We see that up to 70 per cent of taxpayers will be better off under Labor's fairer tax plan, and that includes 57,000 residents who live in Canning. Seventy per cent of the hardworking taxpayers in Mandurah, Pinjarra and Byford will be better off under our tax plan. And I suppose the Prime Minister does try to help, in his own way, when he says, 'They should just get a better job.' Try telling that to every single cleaner, storeperson, shop assistant, orderly, retail worker or hospitality worker. We need people to do these jobs. We need them to have incomes that keep those industries viable. They need good wages. We need to see wages growth in those industries. We know those industries will never see wages growth that compares with wages growth for high-paid professionals, but we need them to do those jobs. Why do you rub people's faces in their own professions in that way? We have to value the work that Australians do, because it needs to be done. Every day, in our communities and in our cities, we depend on the great diversity of work that people do, be it well paid or low paid. People on low wages should get better pay, but the simple fact is, because they are on lower wages and we need people to do that work, we should not, in our right mind, ever consider taxing them at the same rate as wealthier Australians. The absurdity of it is absolutely disgusting.

In our nation, inequality is at a 70-year high. We should be taking steps to do exactly the opposite of what the government is doing, and that is taking steps to improve and address inequality and to remove inequality in our system by using our tax and transfer system and implementing principles that are exactly the opposite of what this government is seeking to do.

With overall inequality worsening, there are negative impacts on our economic growth. The best thing we can do to fix that is to have a strong, progressive taxation system where those who can afford to pay more do pay more and those who can't afford to pay as much aren't asked to pay as much. We need a government that stops standing in the way of tax relief for the 10 million Australians who need it. We need a more progressive taxation system, not a less progressive one. Tax cuts this year for teachers and tradies should not be held hostage to tax cuts for bankers or highly-paid professionals in six years time.

The Turnbull government's priority is for tax cuts for big business and high income earners, at a stupendous cost of $25 billion a year in 10 years time. I don't think our nation can afford that—our schools and hospitals can't afford it, our TAFE system can't afford it, our social services can't afford it, our public sector can't afford it and our defence force can't afford it. The fabric that holds our community together simply cannot afford it.

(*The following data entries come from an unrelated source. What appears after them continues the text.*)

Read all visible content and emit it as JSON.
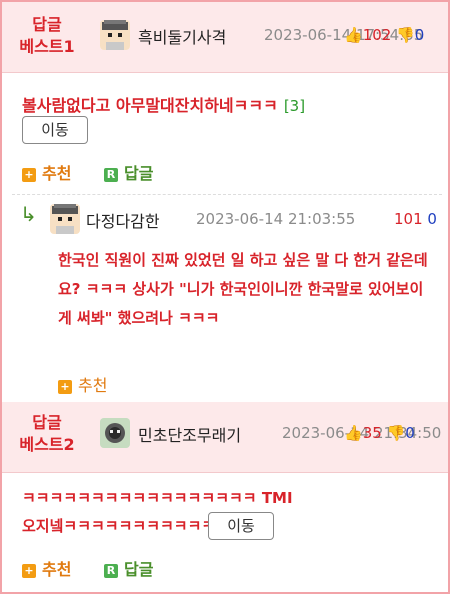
{
  "best1": {
    "tag_line1": "답글",
    "tag_line2": "베스트1",
    "nickname": "흑비둘기사격",
    "timestamp": "2023-06-14 17:54:55",
    "upvotes": "102",
    "downvotes": "0",
    "title": "볼사람없다고 아무말대잔치하네ㅋㅋㅋ",
    "reply_count": "[3]",
    "move_label": "이동",
    "recommend_label": "추천",
    "reply_label": "답글"
  },
  "reply": {
    "arrow": "↳",
    "nickname": "다정다감한",
    "timestamp": "2023-06-14 21:03:55",
    "upvotes": "101",
    "downvotes": "0",
    "body": "한국인 직원이 진짜 있었던 일 하고 싶은 말 다 한거 같은데요? ㅋㅋㅋ 상사가 \"니가 한국인이니깐 한국말로 있어보이게 써봐\" 했으려나 ㅋㅋㅋ",
    "recommend_label": "추천"
  },
  "best2": {
    "tag_line1": "답글",
    "tag_line2": "베스트2",
    "nickname": "민초단조무래기",
    "timestamp": "2023-06-14 21:34:50",
    "upvotes": "35",
    "downvotes": "0",
    "title": "ㅋㅋㅋㅋㅋㅋㅋㅋㅋㅋㅋㅋㅋㅋㅋㅋㅋ TMI오지넼ㅋㅋㅋㅋㅋㅋㅋㅋㅋㅋㅋ",
    "move_label": "이동",
    "recommend_label": "추천",
    "reply_label": "답글"
  },
  "icons": {
    "thumb_up": "👍",
    "thumb_down": "👎",
    "plus": "+",
    "reply_badge": "R"
  },
  "colors": {
    "accent_red": "#d8232a",
    "best_bg": "#fde9ea",
    "border": "#f2a3a8",
    "recommend_orange": "#e07a10",
    "reply_green": "#4a8f2b",
    "down_blue": "#1f3fbf"
  }
}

Labor, on the other hand, because we're not giving millionaires another tax cut and we're not giving big business an $80 billion tax handout, can put more money into the pockets of working Australians while funding better schools and hospitals and paying down debt quicker. This bill will make our tax system in Australia less progressive and it will continue to erode our tax base. It doesn't deserve the paper it's written on.